To the things: home is where your heart takes you.

2014-06-30 17.23.04

Polish and treasure all your heart homes.

You will know you are there when sometimes happens in the biggest way.  Like learning it IS cool to sit out on your porch in your pajamas, on a cool summer evening, talking to old and new friends about each other’ wins and loses.

You will know it when it happens.

Pajamas on the porch are a big thumbs up in my books.




#blacklivesmatter, #needtobeadored, aboriginal voices, access bus, accessible classrooms, accessible trails and pathways, anamation, disability studies, seed savers

New Work includes:

following and finding a way to participate in the 68th Session of the United Nations General Assembly which will focus us on: developing access for disability resources

Meetings – 68th Session of the UN General Assembly – Disability and Development – Resources

#barrierreport, accessible classrooms, at queen's, carceral space, City of Kingston, community garden, cv, decolonize, near misses, public space, publications, seed savers

Lisa Figge is an artist academic living in Kingston, Ontario. She is nearing fifty years on this planet and working through the problems her biology is presenting for her identity as woman, life partner, mother, artist, friend, student, academic, lover, pacifist, earthling, etc. For those who are curious she has Multiple Sclerosis which is the name given to the kind of things that are happening inside her body and changing everything.

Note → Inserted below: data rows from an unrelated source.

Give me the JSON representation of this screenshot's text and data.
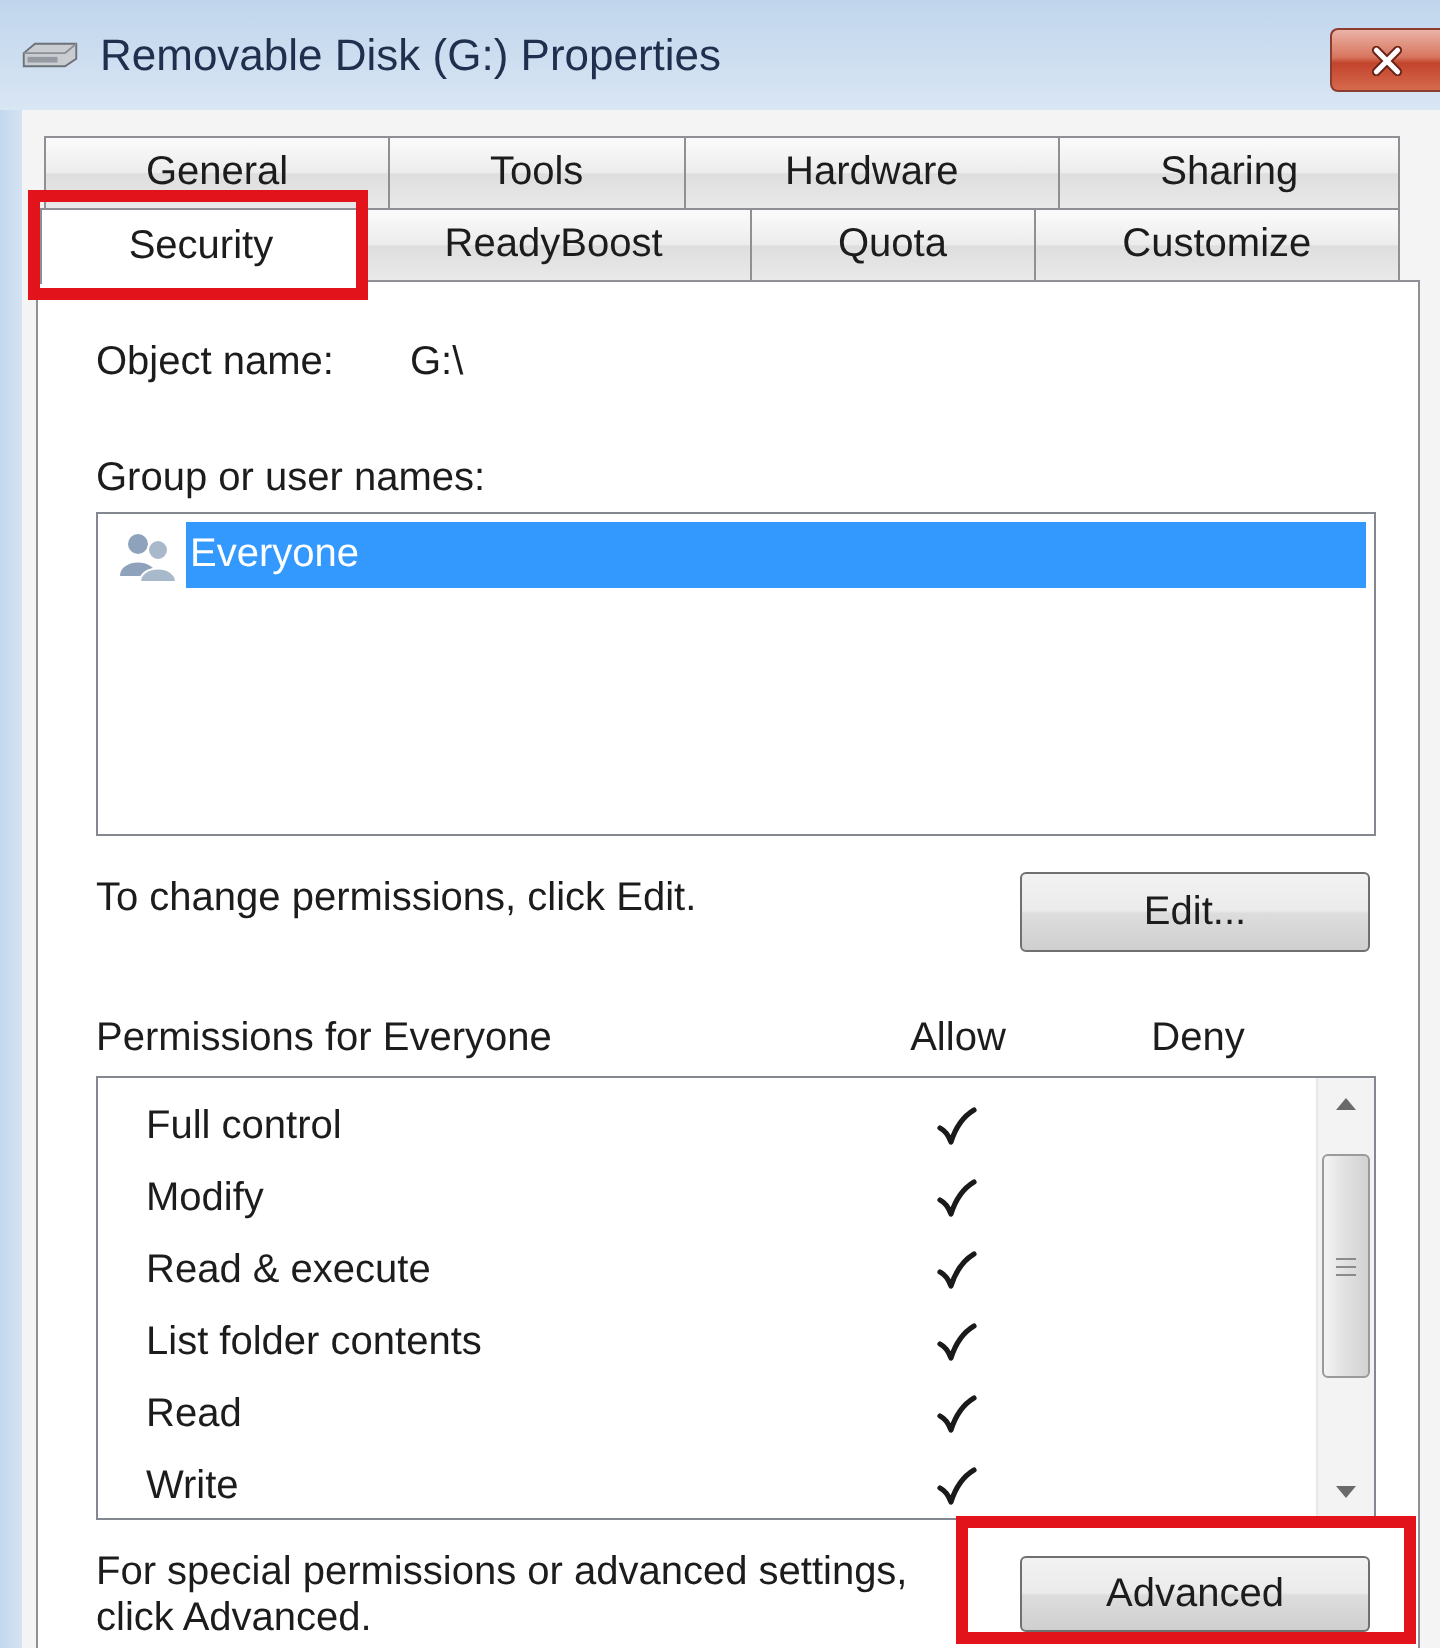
{
  "window": {
    "title": "Removable Disk (G:) Properties"
  },
  "tab_rows": [
    {
      "tabs": [
        {
          "label": "General",
          "selected": false,
          "highlighted": false
        },
        {
          "label": "Tools",
          "selected": false,
          "highlighted": false
        },
        {
          "label": "Hardware",
          "selected": false,
          "highlighted": false
        },
        {
          "label": "Sharing",
          "selected": false,
          "highlighted": false
        }
      ]
    },
    {
      "tabs": [
        {
          "label": "Security",
          "selected": true,
          "highlighted": true
        },
        {
          "label": "ReadyBoost",
          "selected": false,
          "highlighted": false
        },
        {
          "label": "Quota",
          "selected": false,
          "highlighted": false
        },
        {
          "label": "Customize",
          "selected": false,
          "highlighted": false
        }
      ]
    }
  ],
  "object_name": {
    "label": "Object name:",
    "value": "G:\\"
  },
  "group_list": {
    "label": "Group or user names:",
    "items": [
      {
        "name": "Everyone",
        "selected": true
      }
    ]
  },
  "edit_hint": "To change permissions, click Edit.",
  "edit_button": {
    "label": "Edit...",
    "highlighted": false
  },
  "permissions": {
    "title": "Permissions for Everyone",
    "columns": [
      "Allow",
      "Deny"
    ],
    "rows": [
      {
        "name": "Full control",
        "allow": true,
        "deny": false
      },
      {
        "name": "Modify",
        "allow": true,
        "deny": false
      },
      {
        "name": "Read & execute",
        "allow": true,
        "deny": false
      },
      {
        "name": "List folder contents",
        "allow": true,
        "deny": false
      },
      {
        "name": "Read",
        "allow": true,
        "deny": false
      },
      {
        "name": "Write",
        "allow": true,
        "deny": false
      }
    ]
  },
  "advanced_hint": "For special permissions or advanced settings, click Advanced.",
  "advanced_button": {
    "label": "Advanced",
    "highlighted": true
  }
}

These things are her object of study and inform her art practice.

via I Can Only Make It Up Once | Modern Fuel Artist-Run Centre

aboriginal voices, accessible classrooms, art, at queen's, community garden, decolonize, demilitarize, seed savers

Barbara Meneley at Modern Fuel: “Unmapping the Last Best West”

“The works in Unmapping the Last Best West focus on cartographic representation and embodied relationships to land. Typically seen as scientific, objective, and absolute, in reality cartographic representation is anything but. A cartographer is tasked with communicating visual information, synthesizing a variety of source material to visually support the communication of a specific idea. Someone decides how some place should be represented and the cartographer makes it so. I know something about this—cartography was my profession for twenty years, and every map I drew was fiction.” `modernfuel website

via Barbara Meneley: Unmapping the Last Best West | Modern Fuel Artist-Run Centre

disability film institute, disability studies course material, environment, female djs, Human Rights, new books, Patterns of Discrimination, Performance Art, public space, queens business news, ramps, seed savers, solidarity report, Uncategorized

The Borders of Dominicanidad | Duke University Press

In The Borders of Dominicanidad Lorgia García-Peña explores the ways official narratives and histories have been projected onto racialized Dominican bodies as a means of sustaining the nation’s borders. García-Peña constructs a genealogy of dominicanidad that highlights how Afro-Dominicans, ethnic Haitians, and Dominicans living abroad have contested these dominant narratives and their violent, silencing, and exclusionary effects. Centering the role of U.S. imperialism in drawing racial borders between Haiti, the Dominican Republic, and the United States, she analyzes musical, visual, artistic, and literary representations of foundational moments in the history of the Dominican Republic: the murder of three girls and their father in 1822; the criminalization of Afro-religious practice during the U.S. occupation between 1916 and 1924; the massacre of more than 20,000 people on the Dominican-Haitian border in 1937; and the 2010 earthquake in Haiti. García-Peña also considers the contemporary emergence of a broader Dominican consciousness among artists and intellectuals that offers alternative perspectives to questions of identity as well as the means to make audible the voices of long-silenced Dominicans.

via The Borders of Dominicanidad | Duke University Press